Now, my understanding of counter-intel could fill a thimble. But this seems like something we should be thinking about.

Monday, January 04, 2010

Happy New Year!

Friday, January 01, 2010

New Year, Old Brooks

What better way to ring in FFB's new decade than with the first of what I'm sure will be many tenuous-10s columns by David Brooks (to which I would link if this remote locale Mac had the appropriate settings)? The ponderous one works up quite a sweat about how much American attitudes have changed over a half century, falling from our wise, Niebuhrian, Christian realist recognition that all human institutions have limitations to out present state of pee-pantsification over a lone underpants bomber who couldn't bring down a plane but seems to be bringing down our collective sense of national confidence. . . or something.

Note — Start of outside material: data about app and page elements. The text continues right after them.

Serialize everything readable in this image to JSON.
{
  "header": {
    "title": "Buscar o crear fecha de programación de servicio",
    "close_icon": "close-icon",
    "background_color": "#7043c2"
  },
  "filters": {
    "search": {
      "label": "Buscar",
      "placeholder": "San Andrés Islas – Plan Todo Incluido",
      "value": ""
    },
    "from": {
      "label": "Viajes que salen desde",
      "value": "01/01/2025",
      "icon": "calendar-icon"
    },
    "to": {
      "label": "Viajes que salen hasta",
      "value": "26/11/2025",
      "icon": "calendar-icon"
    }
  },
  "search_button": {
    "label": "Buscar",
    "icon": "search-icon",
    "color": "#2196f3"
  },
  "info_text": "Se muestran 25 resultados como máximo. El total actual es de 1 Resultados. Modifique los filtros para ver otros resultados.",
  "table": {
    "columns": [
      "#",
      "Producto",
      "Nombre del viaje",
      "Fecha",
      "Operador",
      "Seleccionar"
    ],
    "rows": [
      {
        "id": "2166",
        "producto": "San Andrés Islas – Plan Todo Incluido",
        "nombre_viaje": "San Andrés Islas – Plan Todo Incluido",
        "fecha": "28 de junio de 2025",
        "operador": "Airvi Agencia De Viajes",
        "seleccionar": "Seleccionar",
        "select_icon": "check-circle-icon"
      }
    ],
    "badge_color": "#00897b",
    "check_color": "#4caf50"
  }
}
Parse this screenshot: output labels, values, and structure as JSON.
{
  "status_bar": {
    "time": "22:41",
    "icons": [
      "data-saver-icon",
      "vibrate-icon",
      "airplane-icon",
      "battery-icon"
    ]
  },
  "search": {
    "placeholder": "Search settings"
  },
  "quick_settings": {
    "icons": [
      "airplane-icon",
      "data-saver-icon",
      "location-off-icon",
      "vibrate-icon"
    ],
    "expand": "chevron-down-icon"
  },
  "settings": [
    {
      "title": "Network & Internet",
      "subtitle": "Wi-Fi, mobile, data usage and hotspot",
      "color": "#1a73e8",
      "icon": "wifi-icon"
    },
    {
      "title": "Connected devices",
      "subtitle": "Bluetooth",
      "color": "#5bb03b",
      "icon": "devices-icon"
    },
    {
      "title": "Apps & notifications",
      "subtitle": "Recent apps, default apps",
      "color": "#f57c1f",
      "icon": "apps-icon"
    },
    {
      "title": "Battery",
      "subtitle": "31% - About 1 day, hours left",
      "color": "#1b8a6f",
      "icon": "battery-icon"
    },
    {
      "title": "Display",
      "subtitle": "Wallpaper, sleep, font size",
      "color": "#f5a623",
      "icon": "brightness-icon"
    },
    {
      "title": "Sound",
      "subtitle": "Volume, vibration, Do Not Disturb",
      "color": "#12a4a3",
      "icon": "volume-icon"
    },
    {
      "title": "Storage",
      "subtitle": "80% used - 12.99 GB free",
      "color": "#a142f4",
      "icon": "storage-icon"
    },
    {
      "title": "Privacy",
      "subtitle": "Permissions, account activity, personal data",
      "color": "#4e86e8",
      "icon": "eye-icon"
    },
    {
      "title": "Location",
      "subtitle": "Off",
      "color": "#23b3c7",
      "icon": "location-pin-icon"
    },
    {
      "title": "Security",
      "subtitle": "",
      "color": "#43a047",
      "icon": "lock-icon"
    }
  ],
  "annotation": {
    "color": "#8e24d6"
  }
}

Poor David Brooks. Reality stares him so squarely in the face, and he so resolutely wets himself and calls it an atmospheric disturbance. Lost on Brooks is that we, as a nation, are not panicking in the face of this incident. I have yet to see any mass call for more intrusive security precautions. Or invasions of Nigeria and/or Yemen, save wrong-way Joe, the Senate fingervane. Oh I'm sure we would have been even MORE resolute back in the early 1950s, you know, back when Truman was so popular for all that buck stopping bravado, and when no one ever fell for McCarthyite madness. Here, in our wimpier age, support for President Obama appears unchanged or even slightly improved. Indeed, the only mass hysteria detectable to the naked eye appears to be the exclusive province of the Republican Party. Not its voters, just its elected officials. And, for risk of being called "partisan," doesn't it seem that their hysteria has been (a) baldly opportunistic and self-interested, and (b) utterly predictable? But why pluck out the mote in your own eye, when you can cast mote aspersions onto the great eye of America. After all, the GOP is "America," isn't it?